* _Directions_
In the listing that follows, how many lines include the word "text"? Only the number is wanted.

* _Given data_
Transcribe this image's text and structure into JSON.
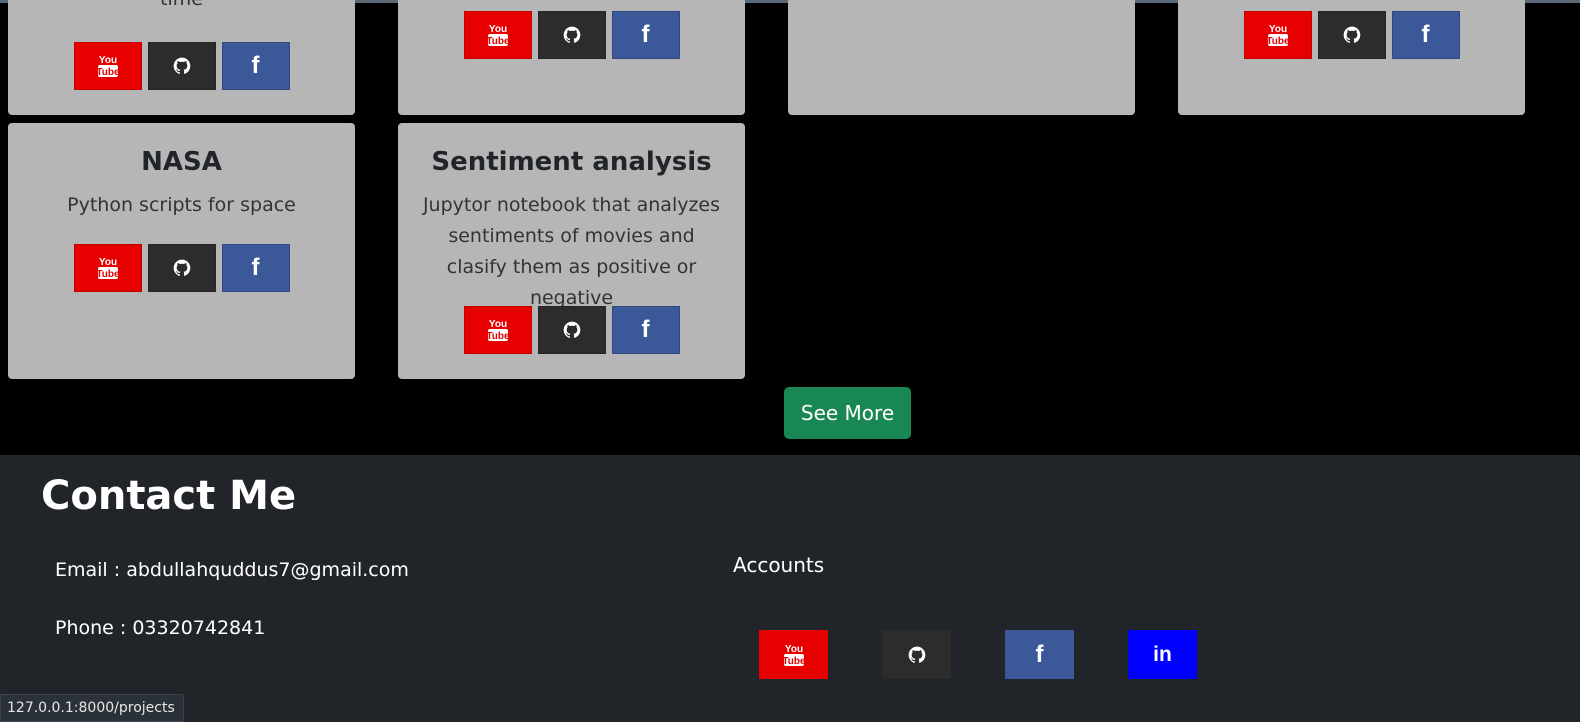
{
  "cards": [
    {
      "text": "time"
    },
    {},
    {},
    {},
    {
      "title": "NASA",
      "text": "Python scripts for space"
    },
    {
      "title": "Sentiment analysis",
      "text": "Jupytor notebook that analyzes sentiments of movies and clasify them as positive or negative"
    }
  ],
  "see_more_label": "See More",
  "contact": {
    "title": "Contact Me",
    "email": "Email : abdullahquddus7@gmail.com",
    "phone": "Phone : 03320742841",
    "accounts_label": "Accounts"
  },
  "icons": {
    "youtube": "youtube-icon",
    "github": "github-icon",
    "facebook": "facebook-icon",
    "linkedin": "linkedin-icon"
  },
  "colors": {
    "youtube": "#e60000",
    "github": "#2c2c2c",
    "facebook": "#3b5898",
    "linkedin": "#0000ff",
    "see_more": "#198754",
    "card": "#b6b6b6",
    "footer": "#212529"
  },
  "status_url": "127.0.0.1:8000/projects"
}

* _Answer box_
4